The demand to retain school bus service will be a key message when the Maple Ridge-Pitt Meadows School District hosts its budget public input Wednesday at Thomas Haney secondary.
Parents and students rallied in front of Garibaldi secondary on Friday after school, about 75 people holding signs with messages like “Access to school denied,” “9.6 km to school” and “$10 million in cuts.”
They also had a rented school bus as a backdrop, bearing the sign “Save our buses.”
A steady stream of cars driving past on Dewdney Trunk Road honked in support.
The school board has cut regular bus service, which transports 370 students who are mostly in the eastern rural communities of the district, to save $650,000. The service is scheduled to be discontinued in September.
Parents are lobbying to keep it.

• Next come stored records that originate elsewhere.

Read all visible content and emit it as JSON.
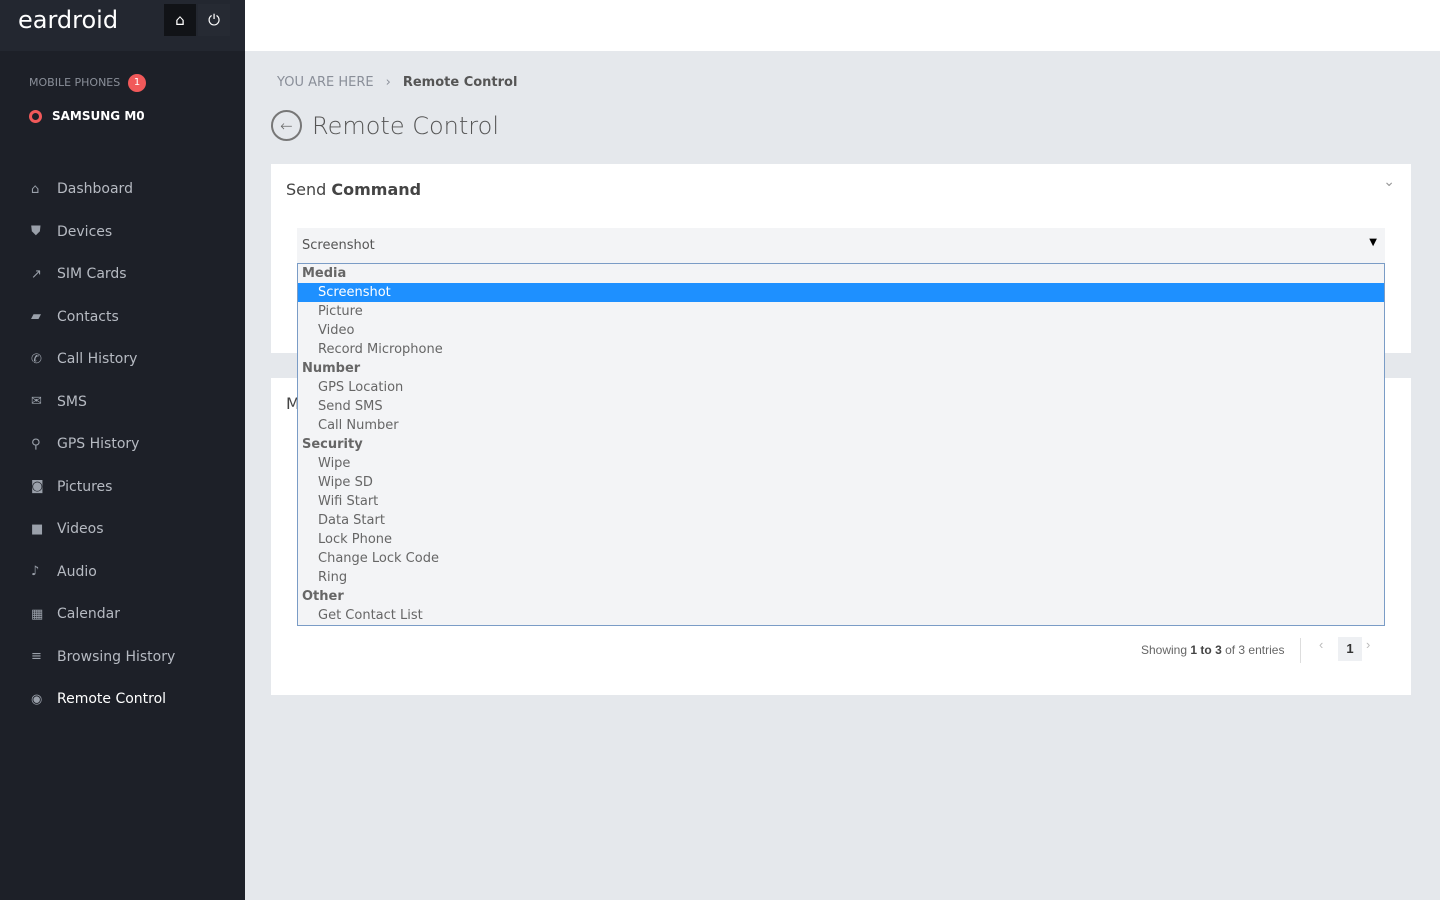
{
  "brand": {
    "logo": "eardroid",
    "home_icon": "home-icon",
    "power_icon": "power-icon"
  },
  "sidebar": {
    "section_label": "MOBILE PHONES",
    "badge": "1",
    "phone": "SAMSUNG M0",
    "items": [
      {
        "label": "Dashboard",
        "icon": "⌂"
      },
      {
        "label": "Devices",
        "icon": "⛊"
      },
      {
        "label": "SIM Cards",
        "icon": "↗"
      },
      {
        "label": "Contacts",
        "icon": "▰"
      },
      {
        "label": "Call History",
        "icon": "✆"
      },
      {
        "label": "SMS",
        "icon": "✉"
      },
      {
        "label": "GPS History",
        "icon": "⚲"
      },
      {
        "label": "Pictures",
        "icon": "◙"
      },
      {
        "label": "Videos",
        "icon": "■"
      },
      {
        "label": "Audio",
        "icon": "♪"
      },
      {
        "label": "Calendar",
        "icon": "▦"
      },
      {
        "label": "Browsing History",
        "icon": "≡"
      },
      {
        "label": "Remote Control",
        "icon": "◉"
      }
    ]
  },
  "breadcrumb": {
    "prefix": "YOU ARE HERE",
    "separator": "›",
    "current": "Remote Control"
  },
  "page": {
    "title": "Remote Control"
  },
  "send_command": {
    "title_light": "Send ",
    "title_bold": "Command",
    "selected": "Screenshot",
    "options": [
      {
        "label": "Media",
        "group": true
      },
      {
        "label": "Screenshot",
        "selected": true
      },
      {
        "label": "Picture"
      },
      {
        "label": "Video"
      },
      {
        "label": "Record Microphone"
      },
      {
        "label": "Number",
        "group": true
      },
      {
        "label": "GPS Location"
      },
      {
        "label": "Send SMS"
      },
      {
        "label": "Call Number"
      },
      {
        "label": "Security",
        "group": true
      },
      {
        "label": "Wipe"
      },
      {
        "label": "Wipe SD"
      },
      {
        "label": "Wifi Start"
      },
      {
        "label": "Data Start"
      },
      {
        "label": "Lock Phone"
      },
      {
        "label": "Change Lock Code"
      },
      {
        "label": "Ring"
      },
      {
        "label": "Other",
        "group": true
      },
      {
        "label": "Get Contact List"
      }
    ]
  },
  "second_panel": {
    "title_partial": "M"
  },
  "table_info": {
    "showing": "Showing ",
    "from": "1",
    "to_word": " to ",
    "to": "3",
    "of": " of 3 entries"
  },
  "pagination": {
    "prev": "‹",
    "page": "1",
    "next": "›"
  }
}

“I have no way to get my kids home from school,” said Erinn Mate.
Her children, ages 12,10 and six, are six kilometers from Webster’s Corners elementary, where they attend because Albion elementary is full.

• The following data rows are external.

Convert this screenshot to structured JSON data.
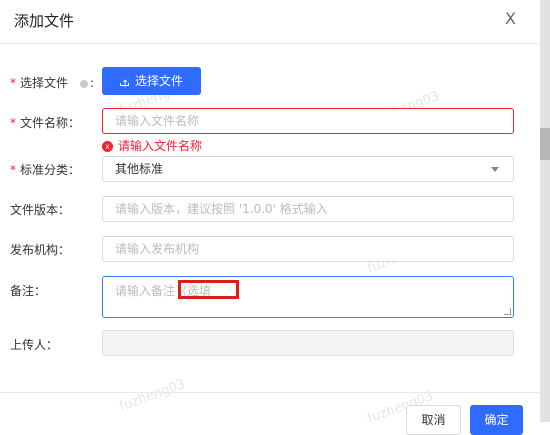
{
  "dialog": {
    "title": "添加文件",
    "close_glyph": "X"
  },
  "form": {
    "file": {
      "label": "选择文件",
      "required": "*",
      "button": "选择文件"
    },
    "name": {
      "label": "文件名称：",
      "required": "*",
      "placeholder": "请输入文件名称",
      "error": "请输入文件名称",
      "error_icon": "x"
    },
    "category": {
      "label": "标准分类：",
      "required": "*",
      "value": "其他标准"
    },
    "version": {
      "label": "文件版本：",
      "placeholder": "请输入版本，建议按照 '1.0.0' 格式输入"
    },
    "org": {
      "label": "发布机构：",
      "placeholder": "请输入发布机构"
    },
    "remark": {
      "label": "备注：",
      "placeholder": "请输入备注（选填"
    },
    "uploader": {
      "label": "上传人："
    }
  },
  "footer": {
    "cancel": "取消",
    "confirm": "确定"
  },
  "watermark": {
    "text": "fuzheng03"
  },
  "colors": {
    "primary": "#2f6bff",
    "error": "#f5222d",
    "highlight": "#e01b1b"
  }
}
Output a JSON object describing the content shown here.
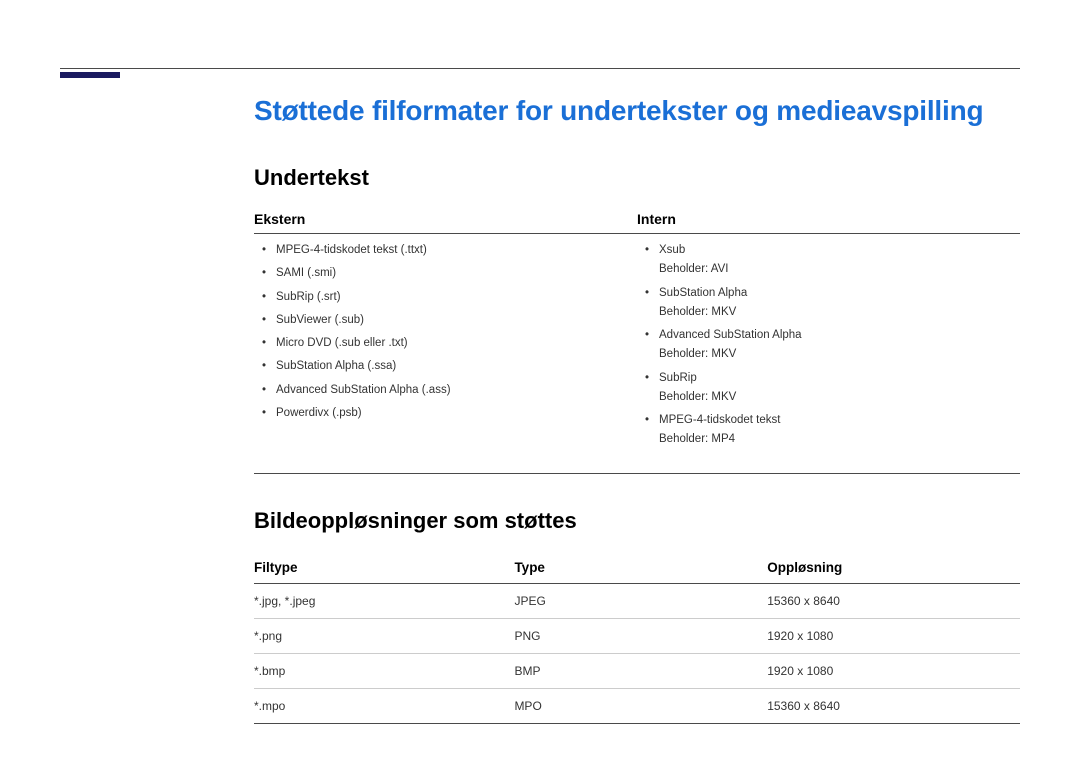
{
  "page": {
    "main_title": "Støttede filformater for undertekster og medieavspilling",
    "section_subtitle_1": "Undertekst",
    "section_subtitle_2": "Bildeoppløsninger som støttes"
  },
  "subtitle_table": {
    "cols": [
      {
        "header": "Ekstern"
      },
      {
        "header": "Intern"
      }
    ],
    "external_items": [
      {
        "label": "MPEG-4-tidskodet tekst (.ttxt)"
      },
      {
        "label": "SAMI (.smi)"
      },
      {
        "label": "SubRip (.srt)"
      },
      {
        "label": "SubViewer (.sub)"
      },
      {
        "label": "Micro DVD (.sub eller .txt)"
      },
      {
        "label": "SubStation Alpha (.ssa)"
      },
      {
        "label": "Advanced SubStation Alpha (.ass)"
      },
      {
        "label": "Powerdivx (.psb)"
      }
    ],
    "internal_items": [
      {
        "label": "Xsub",
        "container": "Beholder: AVI"
      },
      {
        "label": "SubStation Alpha",
        "container": "Beholder: MKV"
      },
      {
        "label": "Advanced SubStation Alpha",
        "container": "Beholder: MKV"
      },
      {
        "label": "SubRip",
        "container": "Beholder: MKV"
      },
      {
        "label": "MPEG-4-tidskodet tekst",
        "container": "Beholder: MP4"
      }
    ]
  },
  "resolution_table": {
    "headers": {
      "filetype": "Filtype",
      "type": "Type",
      "resolution": "Oppløsning"
    },
    "rows": [
      {
        "filetype": "*.jpg, *.jpeg",
        "type": "JPEG",
        "resolution": "15360 x 8640"
      },
      {
        "filetype": "*.png",
        "type": "PNG",
        "resolution": "1920 x 1080"
      },
      {
        "filetype": "*.bmp",
        "type": "BMP",
        "resolution": "1920 x 1080"
      },
      {
        "filetype": "*.mpo",
        "type": "MPO",
        "resolution": "15360 x 8640"
      }
    ]
  }
}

“I’m in Surrey a lot – and I can’t get back in time. And my husband works in Coquitlam. There’s no way – they can’t walk, there’s no sidewalks,” she said.
“I don’t mind paying, but not having a bus I’m not okay with.”
Pascale Shaw, a parent and rally organizer, asserts that the province has earmarked money for busing in the funds it gives the board.
“Why is the $1.8 million that the district receives each year for ‘supplement for geographical factor,’ which used to be the ‘transportation and housing’ line? Why is that money allowed to be spent on something other than transportation?” she asks.
“The government did not attach any strings to that, so the district can spend it on whatever they want.
“We just want to raise awareness, and we need a bus,” she added. “We have to fight, and we have to get them to find the money.”
Samantha Brackman has two children who go to Webster’s Corners elementary and pointed out that bus service is consistent with the environmental and carbon reduction goals of the board and senior government.
“Environmentally it’s a great thing to have the bus – less traffic and less people on the road.”
The board will go over the highlights of its $135 million budget for 2016-2017. The budget document notes that the board has “addressed $10 million in funding shortfalls” over the past three years due to declining enrolment and rising costs.
Enrolment is up by 400 students this year.
This year and next, the province tasked all districts with finding administrative savings, and that for School District No. 42 is $1.35 million.
Other measures the board has taken: having students bring their own online device ($147,000); general supplies reduction ($189,000); energy savings ($300,000).
School board chair Mike Murray said principals and vice-principals have had their salaries frozen since 2009, but those staff members are now being allowed a raise.
“We need to address that, and government is finally turning their attention to that.”
Murray said the board is looking into whether parents can have their transportation needs met by either TransLink or a private operator.
A survey of parents is asking whether they would be willing to pay $150 per month, per child for school bus service from First Student Canada. Some parents have said that is too expensive.
“People are welcome to attend on the 20th. We’re happy to hear what people have to say, and we’ll make decisions after that,” said Murray.
Wednesday’s meeting begins at 6 p.m.